Page and application data records:

+ + + + + + +

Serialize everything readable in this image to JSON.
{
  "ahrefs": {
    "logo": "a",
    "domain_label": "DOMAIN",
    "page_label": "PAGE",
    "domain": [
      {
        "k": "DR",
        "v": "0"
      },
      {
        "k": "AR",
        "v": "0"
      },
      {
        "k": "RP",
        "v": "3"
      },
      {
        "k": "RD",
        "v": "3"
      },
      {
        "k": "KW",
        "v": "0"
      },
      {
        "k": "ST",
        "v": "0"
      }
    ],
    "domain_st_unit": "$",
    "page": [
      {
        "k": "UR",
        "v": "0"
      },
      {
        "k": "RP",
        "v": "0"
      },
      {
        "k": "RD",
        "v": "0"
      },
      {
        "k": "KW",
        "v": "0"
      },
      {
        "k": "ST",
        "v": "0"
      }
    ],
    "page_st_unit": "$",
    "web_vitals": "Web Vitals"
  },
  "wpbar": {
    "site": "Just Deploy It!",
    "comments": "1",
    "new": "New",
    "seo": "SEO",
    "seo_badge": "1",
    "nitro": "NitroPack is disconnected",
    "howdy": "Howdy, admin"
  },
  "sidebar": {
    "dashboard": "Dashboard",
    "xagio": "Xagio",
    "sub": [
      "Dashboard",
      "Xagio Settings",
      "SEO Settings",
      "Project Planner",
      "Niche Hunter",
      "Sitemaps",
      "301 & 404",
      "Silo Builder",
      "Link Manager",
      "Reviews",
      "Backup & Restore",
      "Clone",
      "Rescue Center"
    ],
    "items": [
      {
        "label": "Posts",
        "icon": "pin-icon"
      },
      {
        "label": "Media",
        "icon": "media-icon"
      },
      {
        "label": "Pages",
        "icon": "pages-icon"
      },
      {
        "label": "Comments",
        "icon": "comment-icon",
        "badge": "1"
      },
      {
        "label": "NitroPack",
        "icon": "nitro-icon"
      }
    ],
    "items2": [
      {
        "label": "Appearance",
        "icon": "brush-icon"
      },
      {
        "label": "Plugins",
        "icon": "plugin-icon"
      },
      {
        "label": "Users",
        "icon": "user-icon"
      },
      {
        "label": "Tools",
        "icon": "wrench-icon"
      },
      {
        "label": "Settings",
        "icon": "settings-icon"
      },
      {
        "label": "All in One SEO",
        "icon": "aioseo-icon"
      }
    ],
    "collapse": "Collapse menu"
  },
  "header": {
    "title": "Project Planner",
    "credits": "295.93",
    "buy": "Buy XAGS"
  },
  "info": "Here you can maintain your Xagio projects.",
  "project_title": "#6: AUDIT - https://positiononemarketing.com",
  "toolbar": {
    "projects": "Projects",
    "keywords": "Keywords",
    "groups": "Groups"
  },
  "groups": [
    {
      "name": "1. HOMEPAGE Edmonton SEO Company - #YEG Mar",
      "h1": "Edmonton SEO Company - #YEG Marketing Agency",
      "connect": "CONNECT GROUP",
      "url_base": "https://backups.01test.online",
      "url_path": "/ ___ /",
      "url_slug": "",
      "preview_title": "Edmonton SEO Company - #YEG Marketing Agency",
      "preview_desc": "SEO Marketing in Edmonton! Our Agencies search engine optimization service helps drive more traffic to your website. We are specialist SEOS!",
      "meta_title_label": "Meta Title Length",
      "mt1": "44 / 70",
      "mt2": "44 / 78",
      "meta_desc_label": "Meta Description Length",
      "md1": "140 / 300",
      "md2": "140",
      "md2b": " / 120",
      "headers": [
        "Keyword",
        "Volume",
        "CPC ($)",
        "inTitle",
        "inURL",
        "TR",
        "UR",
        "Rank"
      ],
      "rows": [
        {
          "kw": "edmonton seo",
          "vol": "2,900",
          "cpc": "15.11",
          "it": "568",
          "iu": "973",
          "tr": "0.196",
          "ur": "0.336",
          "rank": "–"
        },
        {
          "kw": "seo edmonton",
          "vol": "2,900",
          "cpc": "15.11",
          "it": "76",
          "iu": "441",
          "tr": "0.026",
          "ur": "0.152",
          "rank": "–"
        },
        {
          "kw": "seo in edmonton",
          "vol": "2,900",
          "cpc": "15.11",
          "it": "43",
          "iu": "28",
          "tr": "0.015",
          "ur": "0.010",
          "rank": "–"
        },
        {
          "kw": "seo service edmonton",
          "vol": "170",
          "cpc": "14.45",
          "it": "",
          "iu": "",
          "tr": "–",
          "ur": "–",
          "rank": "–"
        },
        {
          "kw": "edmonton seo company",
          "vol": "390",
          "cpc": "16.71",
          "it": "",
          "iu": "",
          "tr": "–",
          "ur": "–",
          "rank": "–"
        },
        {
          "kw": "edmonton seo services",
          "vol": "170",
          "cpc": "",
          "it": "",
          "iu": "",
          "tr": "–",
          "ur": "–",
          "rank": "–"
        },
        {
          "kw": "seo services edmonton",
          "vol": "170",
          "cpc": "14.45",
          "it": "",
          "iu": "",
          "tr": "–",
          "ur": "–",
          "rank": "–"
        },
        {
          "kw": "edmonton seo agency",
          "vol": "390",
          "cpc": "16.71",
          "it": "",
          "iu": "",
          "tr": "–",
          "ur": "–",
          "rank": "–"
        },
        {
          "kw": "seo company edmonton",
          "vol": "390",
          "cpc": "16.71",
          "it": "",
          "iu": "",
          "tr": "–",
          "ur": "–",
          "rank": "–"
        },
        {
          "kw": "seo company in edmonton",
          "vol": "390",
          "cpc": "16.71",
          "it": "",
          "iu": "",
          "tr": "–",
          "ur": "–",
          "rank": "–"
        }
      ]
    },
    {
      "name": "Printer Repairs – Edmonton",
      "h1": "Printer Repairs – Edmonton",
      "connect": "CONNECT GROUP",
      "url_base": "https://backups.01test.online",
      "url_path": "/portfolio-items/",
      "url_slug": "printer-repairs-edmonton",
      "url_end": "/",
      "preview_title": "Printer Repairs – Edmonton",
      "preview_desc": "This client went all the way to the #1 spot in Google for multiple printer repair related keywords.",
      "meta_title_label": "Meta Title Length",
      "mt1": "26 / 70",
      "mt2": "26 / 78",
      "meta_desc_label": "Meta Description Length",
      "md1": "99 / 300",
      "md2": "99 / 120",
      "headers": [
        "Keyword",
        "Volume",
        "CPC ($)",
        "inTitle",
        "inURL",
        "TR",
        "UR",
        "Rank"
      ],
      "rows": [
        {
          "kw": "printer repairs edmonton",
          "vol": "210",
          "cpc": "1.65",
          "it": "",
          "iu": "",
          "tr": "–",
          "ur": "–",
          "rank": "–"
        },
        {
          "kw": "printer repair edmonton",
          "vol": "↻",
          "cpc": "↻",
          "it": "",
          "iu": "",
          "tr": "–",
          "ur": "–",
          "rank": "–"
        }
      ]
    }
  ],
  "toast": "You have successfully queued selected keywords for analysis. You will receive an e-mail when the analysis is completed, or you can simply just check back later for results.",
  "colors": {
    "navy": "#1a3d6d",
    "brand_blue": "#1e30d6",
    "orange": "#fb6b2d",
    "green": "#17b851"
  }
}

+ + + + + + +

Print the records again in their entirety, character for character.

**Solution to this task**
Serialize everything readable in this image to JSON.
{
  "ahrefs": {
    "logo": "a",
    "domain_label": "DOMAIN",
    "page_label": "PAGE",
    "domain": [
      {
        "k": "DR",
        "v": "0"
      },
      {
        "k": "AR",
        "v": "0"
      },
      {
        "k": "RP",
        "v": "3"
      },
      {
        "k": "RD",
        "v": "3"
      },
      {
        "k": "KW",
        "v": "0"
      },
      {
        "k": "ST",
        "v": "0"
      }
    ],
    "domain_st_unit": "$",
    "page": [
      {
        "k": "UR",
        "v": "0"
      },
      {
        "k": "RP",
        "v": "0"
      },
      {
        "k": "RD",
        "v": "0"
      },
      {
        "k": "KW",
        "v": "0"
      },
      {
        "k": "ST",
        "v": "0"
      }
    ],
    "page_st_unit": "$",
    "web_vitals": "Web Vitals"
  },
  "wpbar": {
    "site": "Just Deploy It!",
    "comments": "1",
    "new": "New",
    "seo": "SEO",
    "seo_badge": "1",
    "nitro": "NitroPack is disconnected",
    "howdy": "Howdy, admin"
  },
  "sidebar": {
    "dashboard": "Dashboard",
    "xagio": "Xagio",
    "sub": [
      "Dashboard",
      "Xagio Settings",
      "SEO Settings",
      "Project Planner",
      "Niche Hunter",
      "Sitemaps",
      "301 & 404",
      "Silo Builder",
      "Link Manager",
      "Reviews",
      "Backup & Restore",
      "Clone",
      "Rescue Center"
    ],
    "items": [
      {
        "label": "Posts",
        "icon": "pin-icon"
      },
      {
        "label": "Media",
        "icon": "media-icon"
      },
      {
        "label": "Pages",
        "icon": "pages-icon"
      },
      {
        "label": "Comments",
        "icon": "comment-icon",
        "badge": "1"
      },
      {
        "label": "NitroPack",
        "icon": "nitro-icon"
      }
    ],
    "items2": [
      {
        "label": "Appearance",
        "icon": "brush-icon"
      },
      {
        "label": "Plugins",
        "icon": "plugin-icon"
      },
      {
        "label": "Users",
        "icon": "user-icon"
      },
      {
        "label": "Tools",
        "icon": "wrench-icon"
      },
      {
        "label": "Settings",
        "icon": "settings-icon"
      },
      {
        "label": "All in One SEO",
        "icon": "aioseo-icon"
      }
    ],
    "collapse": "Collapse menu"
  },
  "header": {
    "title": "Project Planner",
    "credits": "295.93",
    "buy": "Buy XAGS"
  },
  "info": "Here you can maintain your Xagio projects.",
  "project_title": "#6: AUDIT - https://positiononemarketing.com",
  "toolbar": {
    "projects": "Projects",
    "keywords": "Keywords",
    "groups": "Groups"
  },
  "groups": [
    {
      "name": "1. HOMEPAGE Edmonton SEO Company - #YEG Mar",
      "h1": "Edmonton SEO Company - #YEG Marketing Agency",
      "connect": "CONNECT GROUP",
      "url_base": "https://backups.01test.online",
      "url_path": "/ ___ /",
      "url_slug": "",
      "preview_title": "Edmonton SEO Company - #YEG Marketing Agency",
      "preview_desc": "SEO Marketing in Edmonton! Our Agencies search engine optimization service helps drive more traffic to your website. We are specialist SEOS!",
      "meta_title_label": "Meta Title Length",
      "mt1": "44 / 70",
      "mt2": "44 / 78",
      "meta_desc_label": "Meta Description Length",
      "md1": "140 / 300",
      "md2": "140",
      "md2b": " / 120",
      "headers": [
        "Keyword",
        "Volume",
        "CPC ($)",
        "inTitle",
        "inURL",
        "TR",
        "UR",
        "Rank"
      ],
      "rows": [
        {
          "kw": "edmonton seo",
          "vol": "2,900",
          "cpc": "15.11",
          "it": "568",
          "iu": "973",
          "tr": "0.196",
          "ur": "0.336",
          "rank": "–"
        },
        {
          "kw": "seo edmonton",
          "vol": "2,900",
          "cpc": "15.11",
          "it": "76",
          "iu": "441",
          "tr": "0.026",
          "ur": "0.152",
          "rank": "–"
        },
        {
          "kw": "seo in edmonton",
          "vol": "2,900",
          "cpc": "15.11",
          "it": "43",
          "iu": "28",
          "tr": "0.015",
          "ur": "0.010",
          "rank": "–"
        },
        {
          "kw": "seo service edmonton",
          "vol": "170",
          "cpc": "14.45",
          "it": "",
          "iu": "",
          "tr": "–",
          "ur": "–",
          "rank": "–"
        },
        {
          "kw": "edmonton seo company",
          "vol": "390",
          "cpc": "16.71",
          "it": "",
          "iu": "",
          "tr": "–",
          "ur": "–",
          "rank": "–"
        },
        {
          "kw": "edmonton seo services",
          "vol": "170",
          "cpc": "",
          "it": "",
          "iu": "",
          "tr": "–",
          "ur": "–",
          "rank": "–"
        },
        {
          "kw": "seo services edmonton",
          "vol": "170",
          "cpc": "14.45",
          "it": "",
          "iu": "",
          "tr": "–",
          "ur": "–",
          "rank": "–"
        },
        {
          "kw": "edmonton seo agency",
          "vol": "390",
          "cpc": "16.71",
          "it": "",
          "iu": "",
          "tr": "–",
          "ur": "–",
          "rank": "–"
        },
        {
          "kw": "seo company edmonton",
          "vol": "390",
          "cpc": "16.71",
          "it": "",
          "iu": "",
          "tr": "–",
          "ur": "–",
          "rank": "–"
        },
        {
          "kw": "seo company in edmonton",
          "vol": "390",
          "cpc": "16.71",
          "it": "",
          "iu": "",
          "tr": "–",
          "ur": "–",
          "rank": "–"
        }
      ]
    },
    {
      "name": "Printer Repairs – Edmonton",
      "h1": "Printer Repairs – Edmonton",
      "connect": "CONNECT GROUP",
      "url_base": "https://backups.01test.online",
      "url_path": "/portfolio-items/",
      "url_slug": "printer-repairs-edmonton",
      "url_end": "/",
      "preview_title": "Printer Repairs – Edmonton",
      "preview_desc": "This client went all the way to the #1 spot in Google for multiple printer repair related keywords.",
      "meta_title_label": "Meta Title Length",
      "mt1": "26 / 70",
      "mt2": "26 / 78",
      "meta_desc_label": "Meta Description Length",
      "md1": "99 / 300",
      "md2": "99 / 120",
      "headers": [
        "Keyword",
        "Volume",
        "CPC ($)",
        "inTitle",
        "inURL",
        "TR",
        "UR",
        "Rank"
      ],
      "rows": [
        {
          "kw": "printer repairs edmonton",
          "vol": "210",
          "cpc": "1.65",
          "it": "",
          "iu": "",
          "tr": "–",
          "ur": "–",
          "rank": "–"
        },
        {
          "kw": "printer repair edmonton",
          "vol": "↻",
          "cpc": "↻",
          "it": "",
          "iu": "",
          "tr": "–",
          "ur": "–",
          "rank": "–"
        }
      ]
    }
  ],
  "toast": "You have successfully queued selected keywords for analysis. You will receive an e-mail when the analysis is completed, or you can simply just check back later for results.",
  "colors": {
    "navy": "#1a3d6d",
    "brand_blue": "#1e30d6",
    "orange": "#fb6b2d",
    "green": "#17b851"
  }
}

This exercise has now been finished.